PROBLEM: Count the lines below that contain the word "Point", and give only that number.

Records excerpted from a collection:
++++++++++++++++++++
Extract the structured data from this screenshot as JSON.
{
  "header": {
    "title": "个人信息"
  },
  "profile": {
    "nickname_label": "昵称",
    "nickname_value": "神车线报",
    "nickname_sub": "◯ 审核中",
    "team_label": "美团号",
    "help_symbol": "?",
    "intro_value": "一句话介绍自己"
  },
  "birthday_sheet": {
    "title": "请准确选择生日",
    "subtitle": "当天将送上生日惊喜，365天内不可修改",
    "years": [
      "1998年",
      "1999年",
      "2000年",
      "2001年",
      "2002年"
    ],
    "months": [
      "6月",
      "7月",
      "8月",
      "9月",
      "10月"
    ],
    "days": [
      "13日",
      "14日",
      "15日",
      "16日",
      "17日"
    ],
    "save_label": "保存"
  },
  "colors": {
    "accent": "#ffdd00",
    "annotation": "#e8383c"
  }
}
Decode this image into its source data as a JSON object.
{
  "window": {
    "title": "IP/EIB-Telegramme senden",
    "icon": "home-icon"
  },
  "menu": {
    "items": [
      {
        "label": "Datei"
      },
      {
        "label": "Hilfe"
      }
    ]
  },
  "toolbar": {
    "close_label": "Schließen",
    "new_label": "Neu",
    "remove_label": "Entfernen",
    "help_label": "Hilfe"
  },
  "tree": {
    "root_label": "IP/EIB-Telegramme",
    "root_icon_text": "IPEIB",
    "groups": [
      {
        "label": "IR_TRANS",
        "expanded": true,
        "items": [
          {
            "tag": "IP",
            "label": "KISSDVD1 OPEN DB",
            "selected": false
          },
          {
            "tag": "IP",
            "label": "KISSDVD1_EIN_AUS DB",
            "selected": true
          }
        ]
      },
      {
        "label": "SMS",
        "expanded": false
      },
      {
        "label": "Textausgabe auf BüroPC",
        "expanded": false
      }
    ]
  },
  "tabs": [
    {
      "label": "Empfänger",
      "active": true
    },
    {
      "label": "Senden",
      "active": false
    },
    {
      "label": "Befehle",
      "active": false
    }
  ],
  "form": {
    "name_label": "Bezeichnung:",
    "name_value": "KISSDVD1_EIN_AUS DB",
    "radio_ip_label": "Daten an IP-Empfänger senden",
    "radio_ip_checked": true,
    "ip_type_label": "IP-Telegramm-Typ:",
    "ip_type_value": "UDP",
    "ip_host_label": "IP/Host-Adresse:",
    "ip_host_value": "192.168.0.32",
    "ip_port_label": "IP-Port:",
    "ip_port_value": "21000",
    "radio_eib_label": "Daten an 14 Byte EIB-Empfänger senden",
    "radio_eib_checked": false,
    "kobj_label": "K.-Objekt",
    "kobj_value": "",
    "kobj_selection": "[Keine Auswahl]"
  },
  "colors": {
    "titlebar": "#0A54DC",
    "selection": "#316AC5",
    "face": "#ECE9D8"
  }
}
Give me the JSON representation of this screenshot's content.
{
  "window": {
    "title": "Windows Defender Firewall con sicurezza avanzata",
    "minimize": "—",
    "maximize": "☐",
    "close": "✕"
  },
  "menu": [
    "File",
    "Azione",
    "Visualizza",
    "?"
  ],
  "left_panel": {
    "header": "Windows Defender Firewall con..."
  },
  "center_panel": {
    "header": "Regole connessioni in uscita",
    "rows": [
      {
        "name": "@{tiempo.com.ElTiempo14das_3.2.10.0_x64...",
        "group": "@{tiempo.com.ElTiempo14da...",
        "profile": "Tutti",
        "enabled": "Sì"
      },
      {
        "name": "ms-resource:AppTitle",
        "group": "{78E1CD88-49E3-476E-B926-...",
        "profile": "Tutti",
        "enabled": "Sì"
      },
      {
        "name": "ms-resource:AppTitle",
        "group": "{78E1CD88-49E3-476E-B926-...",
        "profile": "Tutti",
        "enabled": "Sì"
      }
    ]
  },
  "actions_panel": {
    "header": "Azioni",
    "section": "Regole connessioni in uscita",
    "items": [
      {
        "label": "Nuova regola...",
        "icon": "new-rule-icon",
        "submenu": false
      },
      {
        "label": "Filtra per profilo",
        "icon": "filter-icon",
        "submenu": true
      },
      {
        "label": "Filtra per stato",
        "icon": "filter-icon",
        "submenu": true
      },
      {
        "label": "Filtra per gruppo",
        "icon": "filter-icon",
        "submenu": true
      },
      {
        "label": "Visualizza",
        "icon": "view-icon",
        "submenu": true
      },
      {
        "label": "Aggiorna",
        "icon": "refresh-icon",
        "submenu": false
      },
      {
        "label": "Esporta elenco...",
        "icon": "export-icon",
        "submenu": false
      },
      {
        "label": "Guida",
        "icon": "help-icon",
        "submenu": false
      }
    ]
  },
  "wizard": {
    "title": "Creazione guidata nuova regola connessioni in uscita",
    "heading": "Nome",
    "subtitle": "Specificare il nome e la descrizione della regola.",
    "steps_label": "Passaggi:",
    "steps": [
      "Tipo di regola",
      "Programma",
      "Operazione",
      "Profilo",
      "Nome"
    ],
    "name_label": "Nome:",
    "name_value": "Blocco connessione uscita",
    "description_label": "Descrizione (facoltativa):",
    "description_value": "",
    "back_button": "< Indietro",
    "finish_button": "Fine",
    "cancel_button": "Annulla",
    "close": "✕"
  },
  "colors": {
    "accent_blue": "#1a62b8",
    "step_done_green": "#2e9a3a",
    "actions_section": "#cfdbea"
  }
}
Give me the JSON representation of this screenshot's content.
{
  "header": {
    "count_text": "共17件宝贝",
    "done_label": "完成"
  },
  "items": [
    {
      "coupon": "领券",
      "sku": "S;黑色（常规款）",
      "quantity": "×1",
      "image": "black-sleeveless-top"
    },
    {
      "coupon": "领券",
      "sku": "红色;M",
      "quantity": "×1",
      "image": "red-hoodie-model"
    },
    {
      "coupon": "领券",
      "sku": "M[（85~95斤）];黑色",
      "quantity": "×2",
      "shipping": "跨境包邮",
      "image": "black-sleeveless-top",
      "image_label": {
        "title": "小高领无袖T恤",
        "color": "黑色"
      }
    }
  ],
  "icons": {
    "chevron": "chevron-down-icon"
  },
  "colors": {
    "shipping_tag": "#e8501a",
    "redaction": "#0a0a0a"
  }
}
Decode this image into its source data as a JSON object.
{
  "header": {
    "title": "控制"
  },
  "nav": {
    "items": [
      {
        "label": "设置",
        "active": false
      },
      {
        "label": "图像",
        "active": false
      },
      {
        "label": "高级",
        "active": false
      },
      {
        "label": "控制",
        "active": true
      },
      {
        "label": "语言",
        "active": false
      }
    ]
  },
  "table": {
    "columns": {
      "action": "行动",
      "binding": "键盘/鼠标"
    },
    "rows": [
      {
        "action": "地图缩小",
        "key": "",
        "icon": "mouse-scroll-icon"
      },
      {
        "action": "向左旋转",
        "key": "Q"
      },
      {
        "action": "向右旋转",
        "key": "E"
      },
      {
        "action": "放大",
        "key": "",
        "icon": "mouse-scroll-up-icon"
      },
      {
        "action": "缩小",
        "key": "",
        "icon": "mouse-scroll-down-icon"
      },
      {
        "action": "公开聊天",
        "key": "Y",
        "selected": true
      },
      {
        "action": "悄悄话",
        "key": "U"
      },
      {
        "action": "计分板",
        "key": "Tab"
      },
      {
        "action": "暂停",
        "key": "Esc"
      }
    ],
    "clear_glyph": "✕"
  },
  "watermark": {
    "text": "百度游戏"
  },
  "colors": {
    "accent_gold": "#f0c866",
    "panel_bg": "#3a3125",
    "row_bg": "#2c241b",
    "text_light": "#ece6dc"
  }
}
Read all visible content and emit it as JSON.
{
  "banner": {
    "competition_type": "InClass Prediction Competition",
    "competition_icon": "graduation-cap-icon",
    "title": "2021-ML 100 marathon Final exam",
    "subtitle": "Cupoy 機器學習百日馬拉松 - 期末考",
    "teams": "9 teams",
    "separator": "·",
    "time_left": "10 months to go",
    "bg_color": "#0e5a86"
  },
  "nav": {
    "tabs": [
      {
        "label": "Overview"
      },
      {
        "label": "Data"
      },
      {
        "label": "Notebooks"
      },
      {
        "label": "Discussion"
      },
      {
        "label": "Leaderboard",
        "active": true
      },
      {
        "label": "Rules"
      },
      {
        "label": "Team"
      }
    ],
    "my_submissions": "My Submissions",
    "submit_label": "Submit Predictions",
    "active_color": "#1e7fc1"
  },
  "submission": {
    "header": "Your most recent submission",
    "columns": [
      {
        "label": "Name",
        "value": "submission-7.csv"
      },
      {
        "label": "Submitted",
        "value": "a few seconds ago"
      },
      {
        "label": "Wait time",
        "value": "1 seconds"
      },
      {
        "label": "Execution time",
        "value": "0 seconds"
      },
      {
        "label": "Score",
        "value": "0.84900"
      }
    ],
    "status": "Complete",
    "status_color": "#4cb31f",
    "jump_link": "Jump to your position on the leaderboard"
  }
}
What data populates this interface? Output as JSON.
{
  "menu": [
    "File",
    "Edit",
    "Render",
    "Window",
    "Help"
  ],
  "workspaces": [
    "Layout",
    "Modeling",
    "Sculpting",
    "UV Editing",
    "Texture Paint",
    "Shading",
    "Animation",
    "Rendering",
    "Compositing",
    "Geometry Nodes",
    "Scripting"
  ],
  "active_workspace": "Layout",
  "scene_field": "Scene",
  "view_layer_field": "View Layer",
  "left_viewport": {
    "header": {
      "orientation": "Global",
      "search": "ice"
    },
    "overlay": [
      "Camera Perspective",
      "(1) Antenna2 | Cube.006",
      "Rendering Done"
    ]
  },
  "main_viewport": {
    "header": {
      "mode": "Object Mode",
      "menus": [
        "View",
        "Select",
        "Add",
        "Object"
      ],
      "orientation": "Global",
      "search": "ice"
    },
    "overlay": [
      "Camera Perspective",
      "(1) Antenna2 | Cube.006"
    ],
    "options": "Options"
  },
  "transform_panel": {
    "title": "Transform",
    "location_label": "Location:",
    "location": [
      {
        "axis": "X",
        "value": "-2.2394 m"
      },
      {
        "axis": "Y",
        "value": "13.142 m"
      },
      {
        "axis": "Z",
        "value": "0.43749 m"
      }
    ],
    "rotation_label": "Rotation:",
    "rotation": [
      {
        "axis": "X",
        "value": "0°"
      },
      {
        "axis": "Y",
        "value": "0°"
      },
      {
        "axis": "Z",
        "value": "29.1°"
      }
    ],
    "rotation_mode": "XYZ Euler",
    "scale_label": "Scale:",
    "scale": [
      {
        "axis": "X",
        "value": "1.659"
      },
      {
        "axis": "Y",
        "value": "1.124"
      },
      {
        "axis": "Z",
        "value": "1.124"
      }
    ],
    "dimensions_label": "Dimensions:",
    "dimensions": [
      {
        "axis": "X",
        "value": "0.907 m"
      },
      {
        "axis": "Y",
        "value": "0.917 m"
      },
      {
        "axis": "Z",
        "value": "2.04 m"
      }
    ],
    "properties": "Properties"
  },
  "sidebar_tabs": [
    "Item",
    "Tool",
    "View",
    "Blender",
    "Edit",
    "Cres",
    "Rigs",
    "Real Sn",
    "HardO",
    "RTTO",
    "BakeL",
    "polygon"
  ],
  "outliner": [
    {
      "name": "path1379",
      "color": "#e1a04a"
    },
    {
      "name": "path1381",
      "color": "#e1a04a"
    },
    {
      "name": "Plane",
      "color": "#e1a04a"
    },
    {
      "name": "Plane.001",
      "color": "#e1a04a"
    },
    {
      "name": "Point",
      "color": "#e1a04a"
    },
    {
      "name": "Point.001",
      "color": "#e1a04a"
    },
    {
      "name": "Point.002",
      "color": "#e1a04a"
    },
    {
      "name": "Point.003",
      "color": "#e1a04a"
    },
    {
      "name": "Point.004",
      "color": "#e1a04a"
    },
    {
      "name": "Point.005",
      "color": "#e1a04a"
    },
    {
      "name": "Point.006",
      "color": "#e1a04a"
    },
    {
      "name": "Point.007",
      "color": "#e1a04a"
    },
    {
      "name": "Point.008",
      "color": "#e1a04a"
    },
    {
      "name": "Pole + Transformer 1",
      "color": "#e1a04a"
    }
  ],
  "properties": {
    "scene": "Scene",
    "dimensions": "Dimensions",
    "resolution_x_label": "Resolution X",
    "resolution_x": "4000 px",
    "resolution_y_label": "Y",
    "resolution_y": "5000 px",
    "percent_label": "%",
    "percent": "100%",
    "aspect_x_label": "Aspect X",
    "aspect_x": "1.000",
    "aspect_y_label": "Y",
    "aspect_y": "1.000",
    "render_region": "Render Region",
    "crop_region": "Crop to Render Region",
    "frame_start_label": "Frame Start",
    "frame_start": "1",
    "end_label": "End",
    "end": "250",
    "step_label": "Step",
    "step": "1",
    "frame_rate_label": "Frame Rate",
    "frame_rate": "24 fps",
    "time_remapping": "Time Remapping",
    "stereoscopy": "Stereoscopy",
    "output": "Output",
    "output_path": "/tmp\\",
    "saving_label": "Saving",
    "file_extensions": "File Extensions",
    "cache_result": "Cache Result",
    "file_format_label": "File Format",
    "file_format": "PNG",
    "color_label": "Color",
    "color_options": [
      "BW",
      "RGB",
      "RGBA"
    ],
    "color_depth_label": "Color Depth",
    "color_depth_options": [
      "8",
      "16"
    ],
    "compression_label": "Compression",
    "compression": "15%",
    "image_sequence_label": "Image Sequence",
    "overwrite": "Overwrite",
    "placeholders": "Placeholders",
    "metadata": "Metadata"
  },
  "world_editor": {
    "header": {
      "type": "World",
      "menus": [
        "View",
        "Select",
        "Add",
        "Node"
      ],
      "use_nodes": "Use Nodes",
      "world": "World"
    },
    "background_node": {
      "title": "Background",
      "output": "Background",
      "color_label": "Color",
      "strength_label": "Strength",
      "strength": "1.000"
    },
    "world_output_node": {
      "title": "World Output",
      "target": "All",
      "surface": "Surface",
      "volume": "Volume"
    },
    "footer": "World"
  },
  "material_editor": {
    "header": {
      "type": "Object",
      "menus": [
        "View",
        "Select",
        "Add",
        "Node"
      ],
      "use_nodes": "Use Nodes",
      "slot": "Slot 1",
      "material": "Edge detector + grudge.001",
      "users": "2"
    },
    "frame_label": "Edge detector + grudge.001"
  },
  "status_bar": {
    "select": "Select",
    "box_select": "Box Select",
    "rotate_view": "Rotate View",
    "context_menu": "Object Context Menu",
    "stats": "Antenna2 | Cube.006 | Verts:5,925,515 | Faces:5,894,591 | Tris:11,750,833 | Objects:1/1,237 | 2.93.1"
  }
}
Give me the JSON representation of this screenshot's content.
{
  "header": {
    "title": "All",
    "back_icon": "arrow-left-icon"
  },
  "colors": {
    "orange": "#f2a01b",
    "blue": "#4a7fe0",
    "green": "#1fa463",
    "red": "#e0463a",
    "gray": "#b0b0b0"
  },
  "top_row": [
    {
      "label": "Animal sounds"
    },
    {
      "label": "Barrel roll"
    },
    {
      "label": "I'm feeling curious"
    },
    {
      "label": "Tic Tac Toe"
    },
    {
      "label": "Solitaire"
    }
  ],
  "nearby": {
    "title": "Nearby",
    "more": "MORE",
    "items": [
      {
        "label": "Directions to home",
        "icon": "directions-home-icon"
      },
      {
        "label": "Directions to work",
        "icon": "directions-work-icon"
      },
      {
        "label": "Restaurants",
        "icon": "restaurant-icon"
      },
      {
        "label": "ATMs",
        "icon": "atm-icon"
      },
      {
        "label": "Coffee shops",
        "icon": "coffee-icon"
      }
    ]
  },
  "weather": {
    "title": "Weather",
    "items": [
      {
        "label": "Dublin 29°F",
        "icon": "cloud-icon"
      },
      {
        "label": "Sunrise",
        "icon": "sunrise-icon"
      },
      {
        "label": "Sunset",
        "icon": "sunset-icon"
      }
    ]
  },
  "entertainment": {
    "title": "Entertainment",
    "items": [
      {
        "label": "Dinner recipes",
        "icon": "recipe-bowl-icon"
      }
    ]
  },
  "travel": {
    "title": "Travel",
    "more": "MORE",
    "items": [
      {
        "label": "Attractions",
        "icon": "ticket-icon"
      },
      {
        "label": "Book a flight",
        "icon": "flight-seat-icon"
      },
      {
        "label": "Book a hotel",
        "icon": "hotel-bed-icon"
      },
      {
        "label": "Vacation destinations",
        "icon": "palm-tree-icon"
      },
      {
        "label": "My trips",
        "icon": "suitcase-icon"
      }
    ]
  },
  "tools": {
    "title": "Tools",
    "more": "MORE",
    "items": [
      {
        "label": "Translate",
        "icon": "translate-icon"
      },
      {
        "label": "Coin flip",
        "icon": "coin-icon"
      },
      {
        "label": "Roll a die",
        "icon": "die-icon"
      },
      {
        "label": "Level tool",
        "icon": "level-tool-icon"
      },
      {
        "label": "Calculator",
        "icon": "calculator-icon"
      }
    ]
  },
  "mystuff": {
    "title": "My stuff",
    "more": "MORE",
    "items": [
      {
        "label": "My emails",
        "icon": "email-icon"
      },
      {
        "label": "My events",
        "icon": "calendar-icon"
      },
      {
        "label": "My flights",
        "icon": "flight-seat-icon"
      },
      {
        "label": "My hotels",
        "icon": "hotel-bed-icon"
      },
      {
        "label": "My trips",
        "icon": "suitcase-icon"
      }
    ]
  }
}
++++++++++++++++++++
EXERCISE RESPONSE: 9